t’s right out of a 1950s science fiction movie. A rocket carrying a NASA spacecraft was launched at the end of April on a first-ever mission to study mysterious clouds that float 80 kilometers above the Earth. The noctilucent clouds, which cluster around the polar regions and can only been seen at night, have appeared more often and grown brighter in recDarkMatter for more information.
new mineral matching the unique chemistry described in the film “Superman Returns” has been identified in a mine in Serbia last month. As we know from comic book lore, kryptonite is supposed to sap Superman’s powers whenever he is exposed to its large green crystals.

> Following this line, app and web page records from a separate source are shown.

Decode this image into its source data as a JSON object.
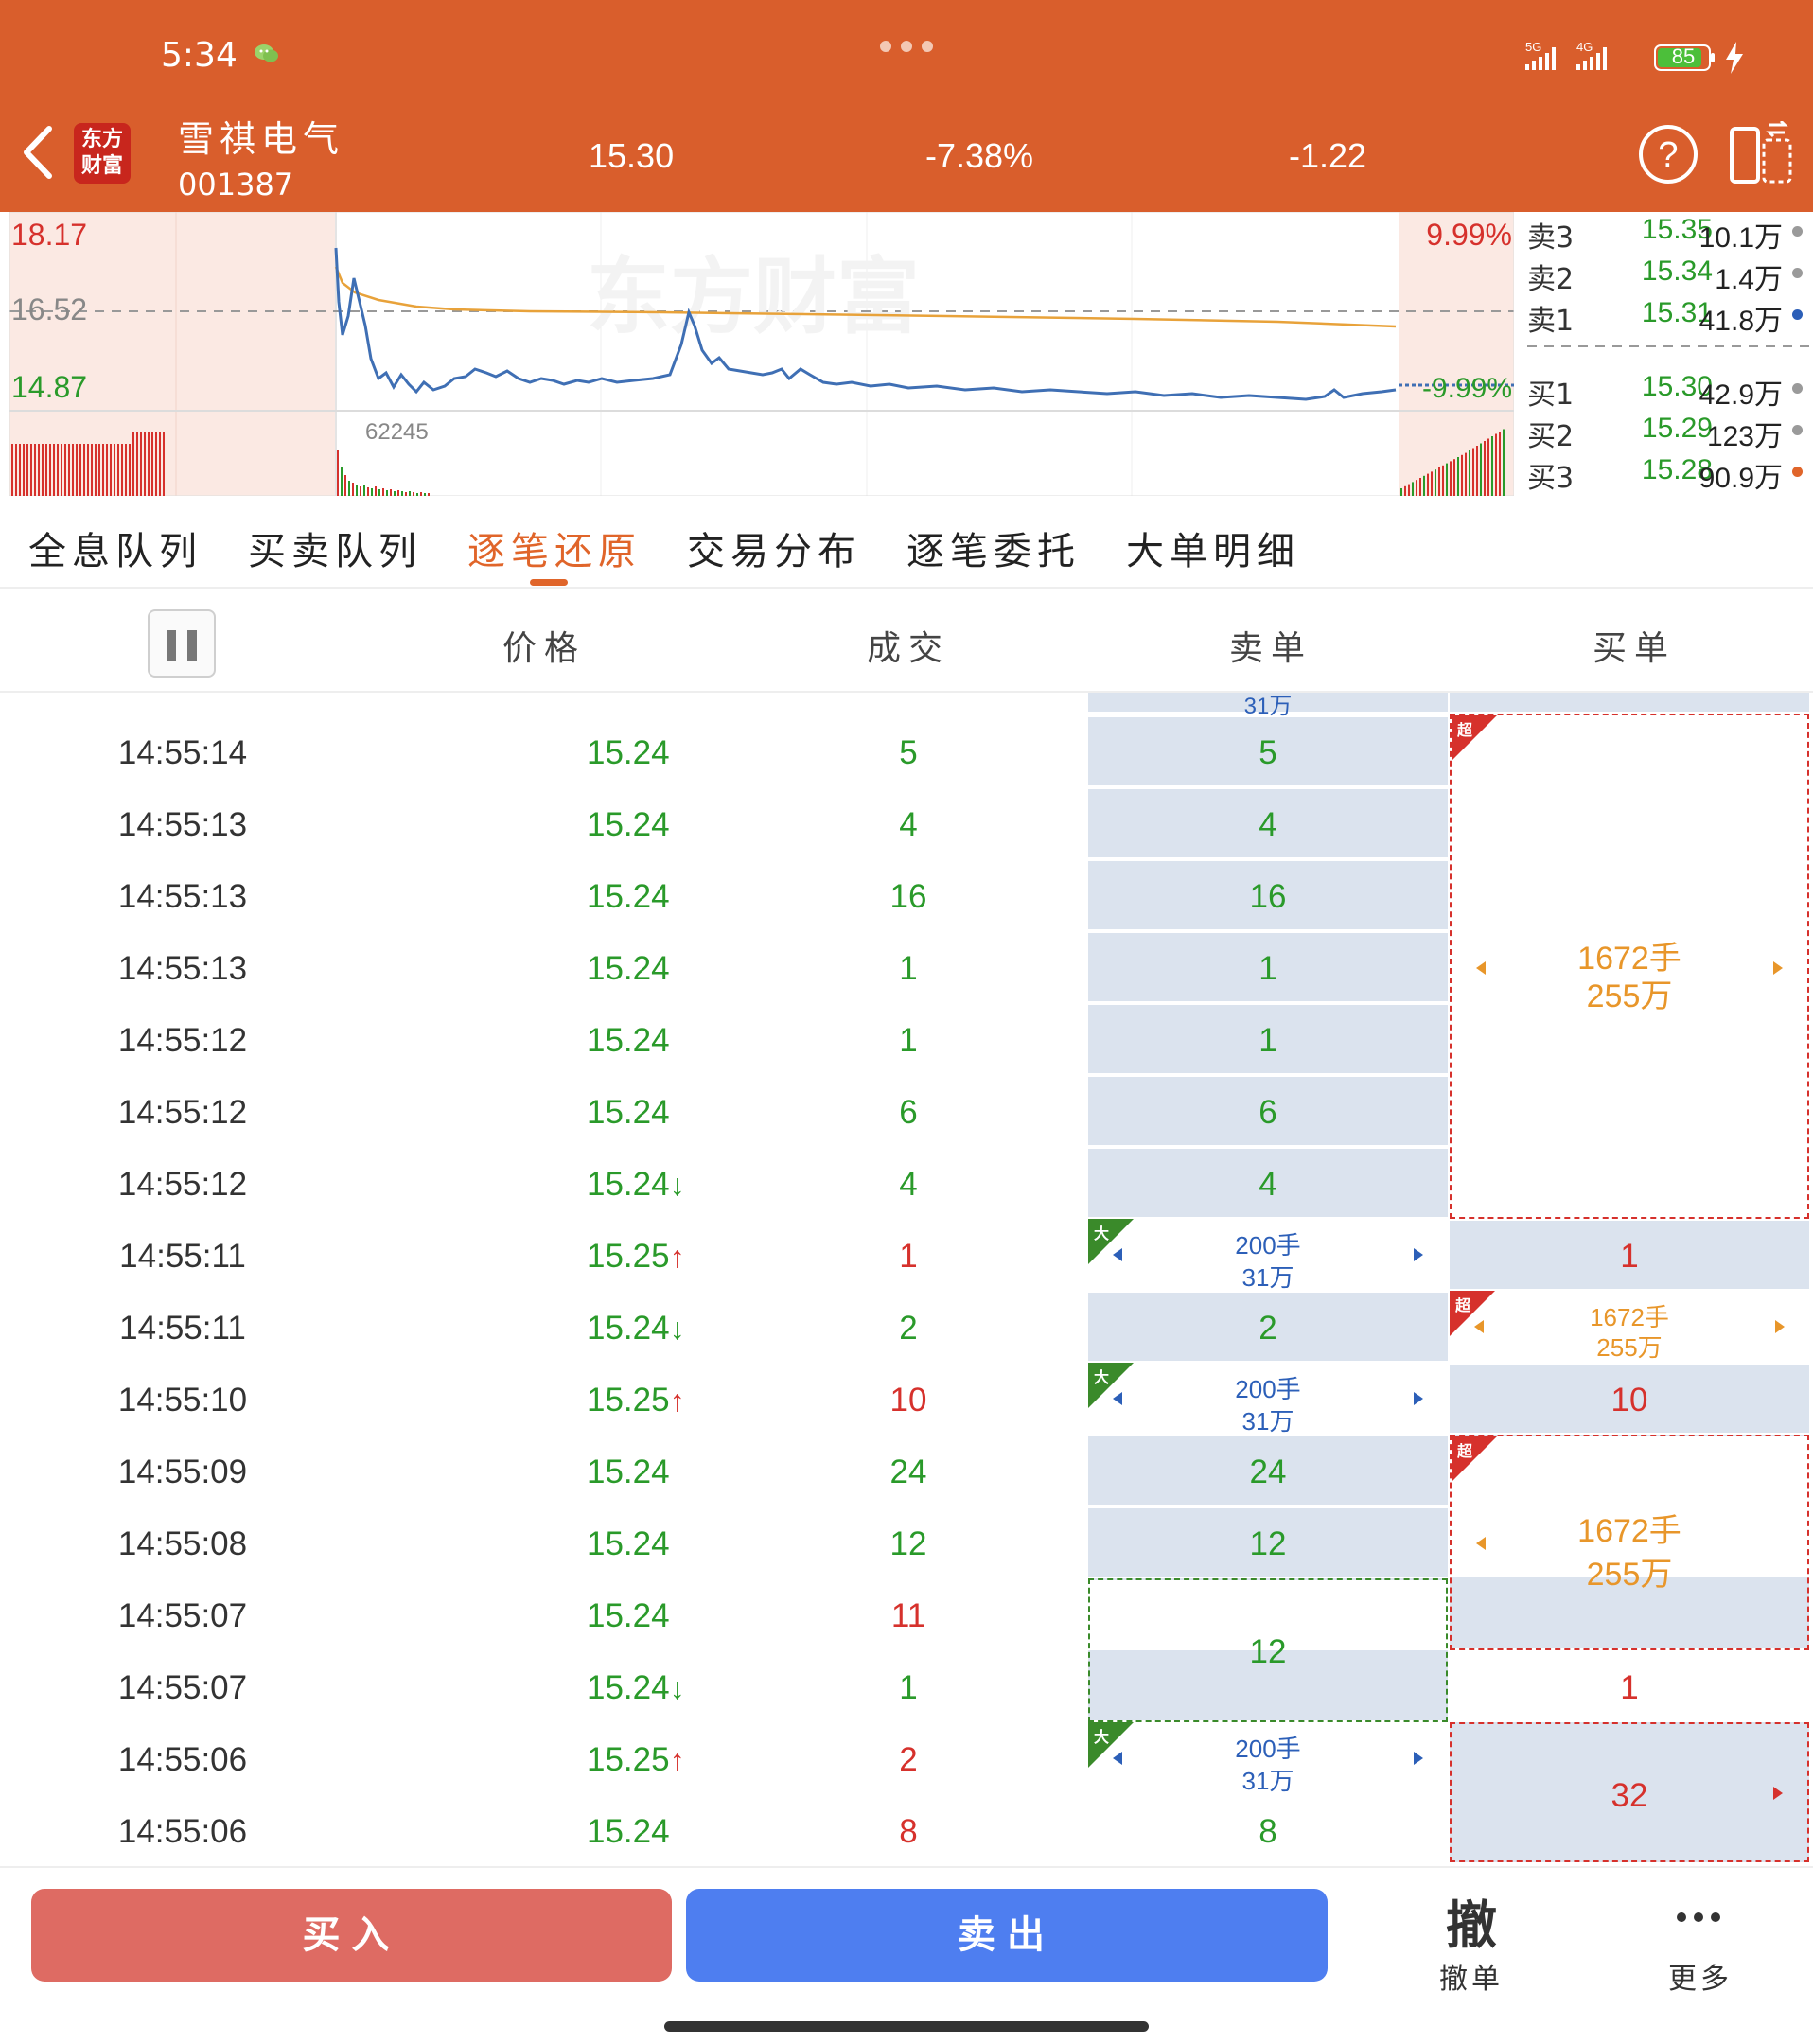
{
  "status_bar": {
    "time": "5:34",
    "battery": "85"
  },
  "header": {
    "logo_line1": "东方",
    "logo_line2": "财富",
    "stock_name": "雪祺电气",
    "stock_code": "001387",
    "price": "15.30",
    "change_pct": "-7.38%",
    "change_amt": "-1.22"
  },
  "chart": {
    "y_high": "18.17",
    "y_mid": "16.52",
    "y_low": "14.87",
    "pct_high": "9.99%",
    "pct_low": "-9.99%",
    "volume_max": "62245",
    "watermark": "东方财富"
  },
  "order_book": {
    "asks": [
      {
        "label": "卖3",
        "price": "15.35",
        "vol": "10.1万",
        "dot_color": "#9a9a9a"
      },
      {
        "label": "卖2",
        "price": "15.34",
        "vol": "1.4万",
        "dot_color": "#9a9a9a"
      },
      {
        "label": "卖1",
        "price": "15.31",
        "vol": "41.8万",
        "dot_color": "#2c5fb8"
      }
    ],
    "bids": [
      {
        "label": "买1",
        "price": "15.30",
        "vol": "42.9万",
        "dot_color": "#9a9a9a"
      },
      {
        "label": "买2",
        "price": "15.29",
        "vol": "123万",
        "dot_color": "#9a9a9a"
      },
      {
        "label": "买3",
        "price": "15.28",
        "vol": "90.9万",
        "dot_color": "#e0652a"
      }
    ]
  },
  "tabs": [
    "全息队列",
    "买卖队列",
    "逐笔还原",
    "交易分布",
    "逐笔委托",
    "大单明细"
  ],
  "columns": {
    "price": "价格",
    "volume": "成交",
    "sell": "卖单",
    "buy": "买单"
  },
  "partial_row": {
    "sell_text": "31万"
  },
  "trades": [
    {
      "time": "14:55:14",
      "price": "15.24",
      "arrow": "",
      "vol": "5",
      "dir": "sell"
    },
    {
      "time": "14:55:13",
      "price": "15.24",
      "arrow": "",
      "vol": "4",
      "dir": "sell"
    },
    {
      "time": "14:55:13",
      "price": "15.24",
      "arrow": "",
      "vol": "16",
      "dir": "sell"
    },
    {
      "time": "14:55:13",
      "price": "15.24",
      "arrow": "",
      "vol": "1",
      "dir": "sell"
    },
    {
      "time": "14:55:12",
      "price": "15.24",
      "arrow": "",
      "vol": "1",
      "dir": "sell"
    },
    {
      "time": "14:55:12",
      "price": "15.24",
      "arrow": "",
      "vol": "6",
      "dir": "sell"
    },
    {
      "time": "14:55:12",
      "price": "15.24",
      "arrow": "↓",
      "vol": "4",
      "dir": "sell"
    },
    {
      "time": "14:55:11",
      "price": "15.25",
      "arrow": "↑",
      "vol": "1",
      "dir": "buy"
    },
    {
      "time": "14:55:11",
      "price": "15.24",
      "arrow": "↓",
      "vol": "2",
      "dir": "sell"
    },
    {
      "time": "14:55:10",
      "price": "15.25",
      "arrow": "↑",
      "vol": "10",
      "dir": "buy"
    },
    {
      "time": "14:55:09",
      "price": "15.24",
      "arrow": "",
      "vol": "24",
      "dir": "sell"
    },
    {
      "time": "14:55:08",
      "price": "15.24",
      "arrow": "",
      "vol": "12",
      "dir": "sell"
    },
    {
      "time": "14:55:07",
      "price": "15.24",
      "arrow": "",
      "vol": "11",
      "dir": "buy"
    },
    {
      "time": "14:55:07",
      "price": "15.24",
      "arrow": "↓",
      "vol": "1",
      "dir": "sell"
    },
    {
      "time": "14:55:06",
      "price": "15.25",
      "arrow": "↑",
      "vol": "2",
      "dir": "buy"
    },
    {
      "time": "14:55:06",
      "price": "15.24",
      "arrow": "",
      "vol": "8",
      "dir": "buy"
    }
  ],
  "sell_cells": [
    "5",
    "4",
    "16",
    "1",
    "1",
    "6",
    "4",
    "",
    "2",
    "",
    "24",
    "12",
    "",
    "",
    "",
    "8"
  ],
  "sell_big_order": {
    "tag": "大",
    "hands": "200手",
    "amount": "31万"
  },
  "sell_merged_12": "12",
  "buy_big_order": {
    "tag": "超",
    "hands": "1672手",
    "amount": "255万"
  },
  "buy_cells": {
    "r7": "1",
    "r9": "10",
    "r13": "1",
    "r14": "32"
  },
  "bottom": {
    "buy": "买入",
    "sell": "卖出",
    "cancel_glyph": "撤",
    "cancel": "撤单",
    "more": "更多"
  }
}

The real mineral is white and harmless, says Dr Chris Stanley, a mineralogist at London’s Natural History Museum.
“I’m afraid it’s not green and it doesn’t glow either — although it will react to ultraviolet light by fluorescing a pinkish-orange,” he told BBC News. “Towards the end of my research I searched the web using the mineral’s chemical formula — sodium lithium boron silicate hydroxide — and was amazed to discover that same scientific name, written on a case of rock containing kryptonite stolen by Lex Luthor from a museum in the film “Superman Returns.”